Any sort of larger paradigm shifts may be attitudinal or political. But Canada maintains a fairly cautious and gradual approach towards decision making in the energy system itself despite some of the political turmoil we see. Making too many big decisions too quickly could lead to stranded assets, bad bets or squandered opportunities. Moreover, people aspirationally speak about what they want from their energy system but, when asked if they are willing to pay more to get there, the answers tend to come back differently. Former Energy Council of Canada Energy Person of the Year award winner, Michael Cleland puts it in terms of the energy voter versus the energy consumer. All of us are both energy voters and energy consumers, and our inner-conflict on this is going to continue to provide uncertainty over the near to medium term as politicians continue to seize on this back and forth. It is difficult for industry to make fully confident decisions when it sees energy being treated like a political football provincially, nationally and internationally. My forecast is that Canada will continue to manage more uncertainty over time but we will generally trend toward making our energy systems cleaner and more responsive to our needs.


What role do you think oil and gas will play in Canada’s future economy?

 

The oil and gas industry is keeping an eye on the future in two different directions. Firstly, our estimate is that there will be an increase in demand for traditional oil and gas. Not every country in the world is blessed with the multitude of energy resources that Canada has. Some of them are very reliant on oil and gas so Canada should keep working on meeting that demand. At the same time, industry is going to need to keep an eye on clean and renewable energy and start investing in that side of the business more and more, as it already has.

“[The oil and gas] industry is going to need to keep an eye on clean and renewable energy and start investing in that side of the business more and more, as it already has.”

I can see Canadian energy companies turning more of their attention to diversified forms of energy so that they remain fully flexible throughout time. But I also think that we need to view more and more export markets for our oil and gas products. There is the opportunity for Canada to develop more clean electricity within its borders to meet more of its own demand, much of which will be needed to help us meet our Paris Agreement emissions reduction targets. Around the world, Canadian oil and gas products can help lighten carbon emissions in other countries. If our oil and gas find their way to markets where coal or even firewood for example, are primary fuels, they can help drastically reduce emissions in other countries. Our oil and gas companies are therefore going to need to remain healthy, strong and diversified.

Stay informed

Sign up to our mailing list and follow us on Twitter.

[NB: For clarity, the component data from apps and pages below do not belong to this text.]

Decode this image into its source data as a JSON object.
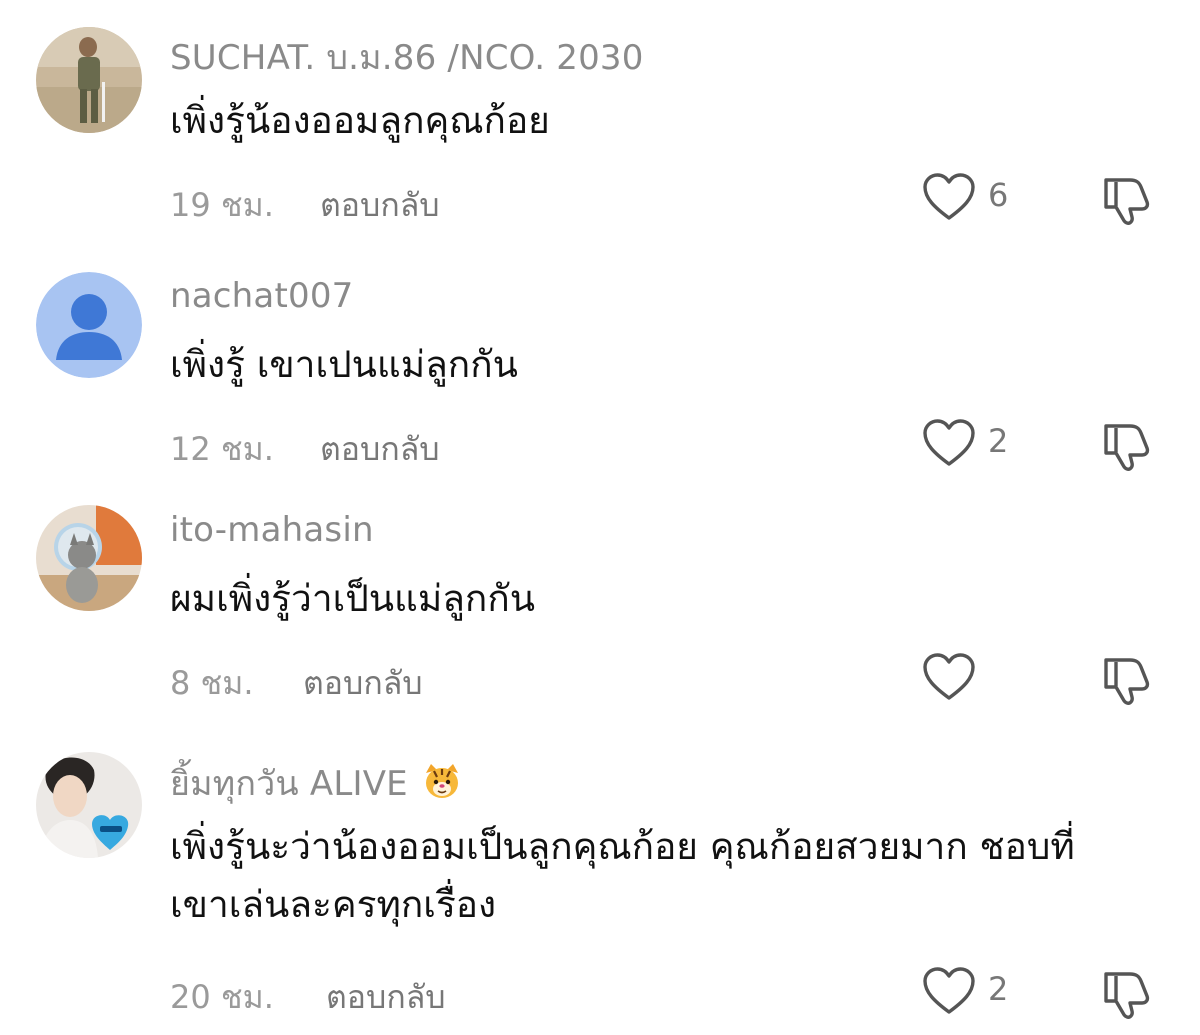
{
  "comments": [
    {
      "username": "SUCHAT. บ.ม.86 /NCO. 2030",
      "text": "เพิ่งรู้น้องออมลูกคุณก้อย",
      "time": "19 ชม.",
      "reply_label": "ตอบกลับ",
      "likes": "6",
      "avatar_icon": "soldier-photo-avatar"
    },
    {
      "username": "nachat007",
      "text": "เพิ่งรู้ เขาเปนแม่ลูกกัน",
      "time": "12 ชม.",
      "reply_label": "ตอบกลับ",
      "likes": "2",
      "avatar_icon": "default-person-avatar",
      "avatar_color": "#4a86e8"
    },
    {
      "username": "ito-mahasin",
      "text": "ผมเพิ่งรู้ว่าเป็นแม่ลูกกัน",
      "time": "8 ชม.",
      "reply_label": "ตอบกลับ",
      "likes": "",
      "avatar_icon": "cat-photo-avatar"
    },
    {
      "username": "ยิ้มทุกวัน ALIVE",
      "username_emoji": "tiger-face-emoji",
      "text": "เพิ่งรู้นะว่าน้องออมเป็นลูกคุณก้อย คุณก้อยสวยมาก ชอบที่เขาเล่นละครทุกเรื่อง",
      "time": "20 ชม.",
      "reply_label": "ตอบกลับ",
      "likes": "2",
      "avatar_icon": "person-with-heart-photo-avatar"
    }
  ],
  "icons": {
    "like": "heart-outline-icon",
    "dislike": "thumbs-down-outline-icon"
  }
}
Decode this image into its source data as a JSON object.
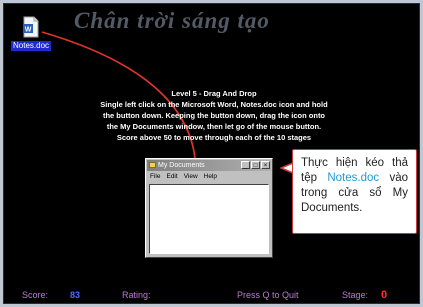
{
  "watermark": "Chân trời sáng tạo",
  "desktop_icon": {
    "label": "Notes.doc",
    "icon": "word-document-icon"
  },
  "instructions": {
    "title": "Level 5 - Drag And Drop",
    "line1": "Single left click on the Microsoft Word, Notes.doc icon and hold",
    "line2": "the button down. Keeping the button down, drag the icon onto",
    "line3": "the My Documents window, then let go of the mouse button.",
    "line4": "Score above 50 to move through each of the 10 stages"
  },
  "window": {
    "title": "My Documents",
    "menu": [
      "File",
      "Edit",
      "View",
      "Help"
    ],
    "buttons": {
      "minimize": "_",
      "maximize": "□",
      "close": "×"
    }
  },
  "callout": {
    "before": "Thực hiện kéo thả tệp ",
    "highlight": "Notes.doc",
    "after": " vào trong cửa sổ My Documents."
  },
  "status": {
    "score_label": "Score:",
    "score_value": "83",
    "rating_label": "Rating:",
    "quit_text": "Press Q to Quit",
    "stage_label": "Stage:",
    "stage_value": "0"
  },
  "colors": {
    "background": "#000000",
    "label_purple": "#b97ad6",
    "score_blue": "#4a6cff",
    "stage_red": "#ff2e2e",
    "arrow_red": "#e0352a",
    "callout_border": "#c83a3a",
    "highlight_blue": "#1e9bd7"
  }
}
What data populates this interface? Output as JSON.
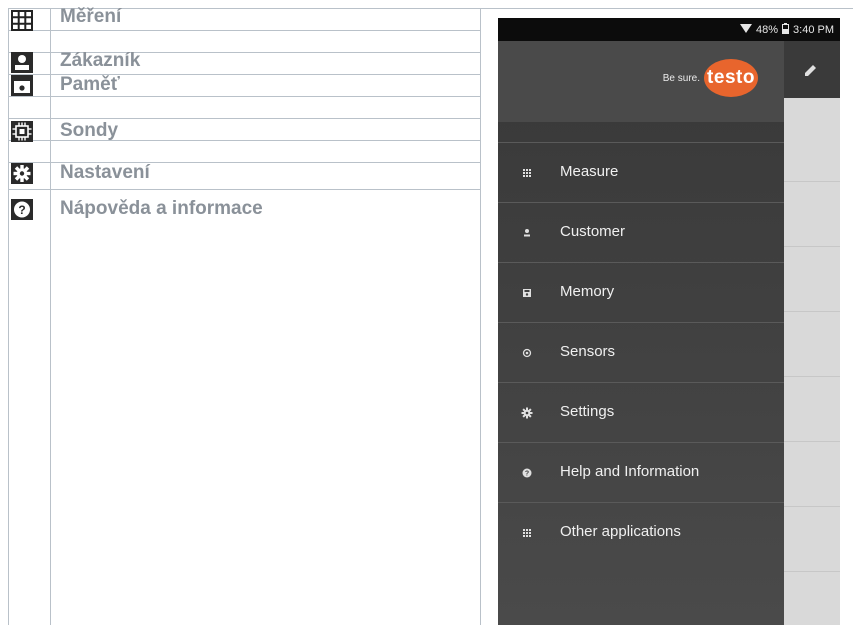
{
  "legend": [
    {
      "label": "Měření",
      "icon": "grid-icon"
    },
    {
      "label": "Zákazník",
      "icon": "person-icon"
    },
    {
      "label": "Paměť",
      "icon": "memory-icon"
    },
    {
      "label": "Sondy",
      "icon": "sensor-icon"
    },
    {
      "label": "Nastavení",
      "icon": "gear-icon"
    },
    {
      "label": "Nápověda a informace",
      "icon": "help-icon"
    }
  ],
  "phone": {
    "status": {
      "battery": "48%",
      "time": "3:40 PM"
    },
    "tagline": "Be sure.",
    "logo": "testo",
    "menu": [
      {
        "label": "Measure",
        "icon": "grid-icon"
      },
      {
        "label": "Customer",
        "icon": "person-icon"
      },
      {
        "label": "Memory",
        "icon": "memory-icon"
      },
      {
        "label": "Sensors",
        "icon": "sensor-icon"
      },
      {
        "label": "Settings",
        "icon": "gear-icon"
      },
      {
        "label": "Help and Information",
        "icon": "help-icon"
      },
      {
        "label": "Other applications",
        "icon": "grid-icon"
      }
    ]
  },
  "colors": {
    "accent": "#e8652d",
    "legend_text": "#8a9199",
    "drawer": "#3f3f3f"
  }
}
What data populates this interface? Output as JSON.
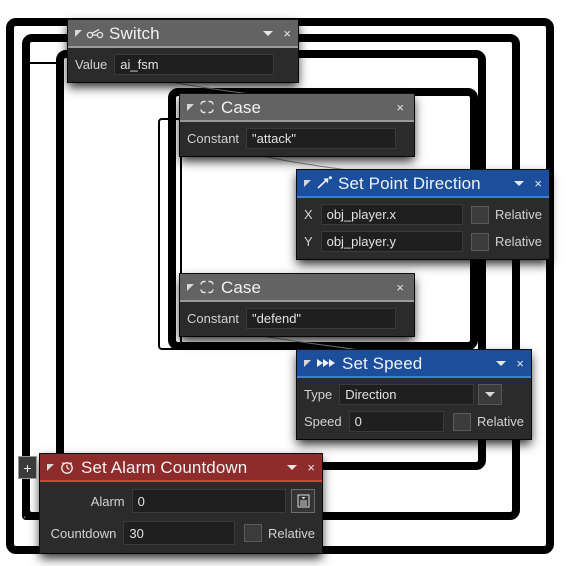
{
  "editor": {
    "name": "visual-script-node-editor",
    "background_color": "#ffffff",
    "frame_color": "#000000",
    "wire_color": "#8a8a8a",
    "add_button_label": "+"
  },
  "nodes": [
    {
      "id": "switch",
      "title": "Switch",
      "icon": "switch-icon",
      "header_color": "#636363",
      "accent_color": "#9a9a9a",
      "has_dropdown_caret": true,
      "close_label": "×",
      "fields": [
        {
          "label": "Value",
          "value": "ai_fsm",
          "type": "text"
        }
      ]
    },
    {
      "id": "case-attack",
      "title": "Case",
      "icon": "case-loop-icon",
      "header_color": "#636363",
      "accent_color": "#9a9a9a",
      "has_dropdown_caret": false,
      "close_label": "×",
      "fields": [
        {
          "label": "Constant",
          "value": "\"attack\"",
          "type": "text"
        }
      ]
    },
    {
      "id": "set-point-direction",
      "title": "Set Point Direction",
      "icon": "arrow-up-right-icon",
      "header_color": "#1b4f9c",
      "accent_color": "#3d7fd6",
      "has_dropdown_caret": true,
      "close_label": "×",
      "fields": [
        {
          "label": "X",
          "value": "obj_player.x",
          "type": "text",
          "checkbox_label": "Relative",
          "checked": false
        },
        {
          "label": "Y",
          "value": "obj_player.y",
          "type": "text",
          "checkbox_label": "Relative",
          "checked": false
        }
      ]
    },
    {
      "id": "case-defend",
      "title": "Case",
      "icon": "case-loop-icon",
      "header_color": "#636363",
      "accent_color": "#9a9a9a",
      "has_dropdown_caret": false,
      "close_label": "×",
      "fields": [
        {
          "label": "Constant",
          "value": "\"defend\"",
          "type": "text"
        }
      ]
    },
    {
      "id": "set-speed",
      "title": "Set Speed",
      "icon": "fast-forward-icon",
      "header_color": "#1b4f9c",
      "accent_color": "#3d7fd6",
      "has_dropdown_caret": true,
      "close_label": "×",
      "fields": [
        {
          "label": "Type",
          "value": "Direction",
          "type": "select",
          "options": [
            "Direction"
          ]
        },
        {
          "label": "Speed",
          "value": "0",
          "type": "text",
          "checkbox_label": "Relative",
          "checked": false
        }
      ]
    },
    {
      "id": "set-alarm-countdown",
      "title": "Set Alarm Countdown",
      "icon": "alarm-clock-icon",
      "header_color": "#8e2b2b",
      "accent_color": "#d4423c",
      "has_dropdown_caret": true,
      "close_label": "×",
      "fields": [
        {
          "label": "Alarm",
          "value": "0",
          "type": "text",
          "button_icon": "list-menu-icon"
        },
        {
          "label": "Countdown",
          "value": "30",
          "type": "text",
          "checkbox_label": "Relative",
          "checked": false
        }
      ]
    }
  ]
}
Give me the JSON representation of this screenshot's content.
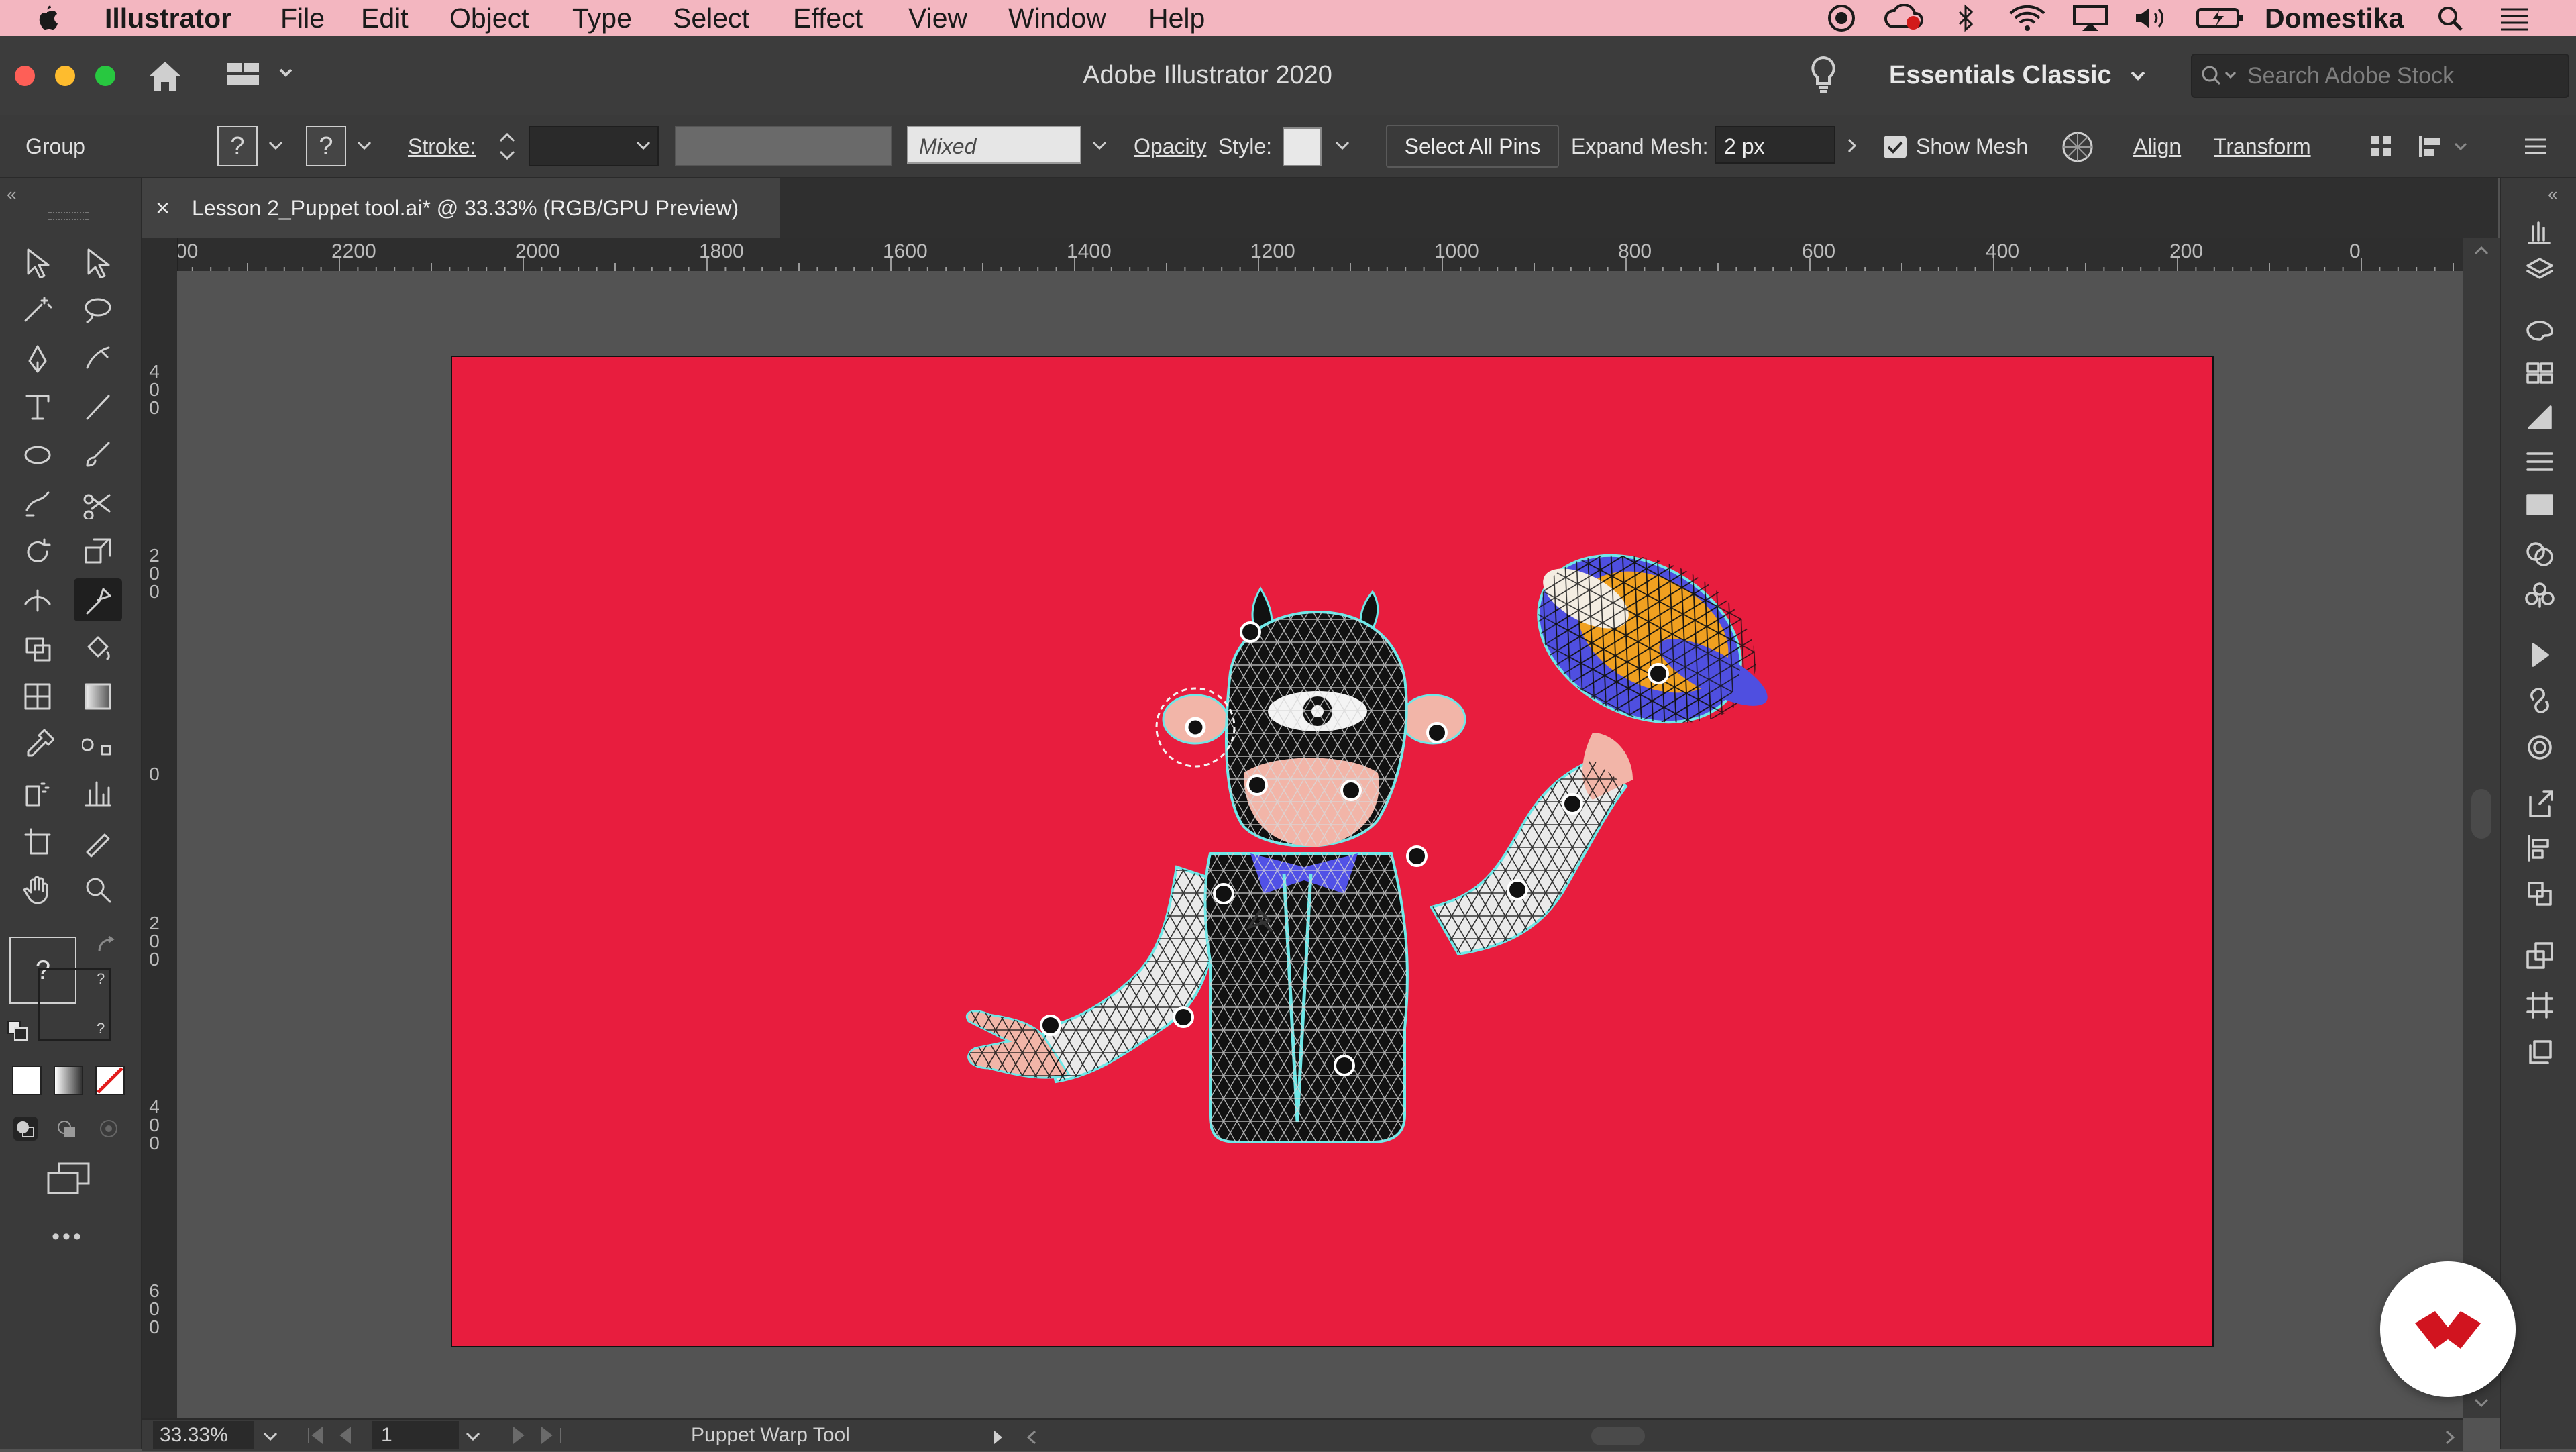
{
  "menubar": {
    "apple_icon": "apple-icon",
    "app_name": "Illustrator",
    "menus": [
      "File",
      "Edit",
      "Object",
      "Type",
      "Select",
      "Effect",
      "View",
      "Window",
      "Help"
    ],
    "user_name": "Domestika",
    "status_icons": [
      "record-icon",
      "creative-cloud-icon",
      "bluetooth-icon",
      "wifi-icon",
      "airplay-icon",
      "volume-icon",
      "battery-icon",
      "spotlight-icon",
      "list-icon"
    ]
  },
  "titlebar": {
    "title": "Adobe Illustrator 2020",
    "workspace": "Essentials Classic",
    "search_placeholder": "Search Adobe Stock"
  },
  "controlbar": {
    "selection_label": "Group",
    "fill_placeholder": "?",
    "stroke_placeholder": "?",
    "stroke_label": "Stroke:",
    "mixed_value": "Mixed",
    "opacity_label": "Opacity",
    "style_label": "Style:",
    "select_all_pins": "Select All Pins",
    "expand_mesh_label": "Expand Mesh:",
    "expand_mesh_value": "2 px",
    "show_mesh_label": "Show Mesh",
    "show_mesh_checked": true,
    "align_label": "Align",
    "transform_label": "Transform"
  },
  "document": {
    "tab_title": "Lesson 2_Puppet tool.ai* @ 33.33% (RGB/GPU Preview)",
    "close_glyph": "×"
  },
  "ruler": {
    "horizontal": [
      "00",
      "2200",
      "2000",
      "1800",
      "1600",
      "1400",
      "1200",
      "1000",
      "800",
      "600",
      "400",
      "200",
      "0"
    ],
    "vertical": [
      "4\n0\n0",
      "2\n0\n0",
      "0",
      "2\n0\n0",
      "4\n0\n0",
      "6\n0\n0"
    ]
  },
  "toolbar": {
    "unknown_color": "?",
    "more_tools": "•••",
    "active_tool": "puppet-warp-tool"
  },
  "statusbar": {
    "zoom": "33.33%",
    "artboard_number": "1",
    "current_tool": "Puppet Warp Tool"
  },
  "colors": {
    "artboard": "#e81d3e",
    "menubar": "#f3b6c0",
    "chrome": "#3a3a3a",
    "badge_logo": "#d1141f"
  }
}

We’ll keep you up to date on how innovative technologies, policies, business practices and ideas are reshaping Canada’s industries and the country’s business landscape.
Share This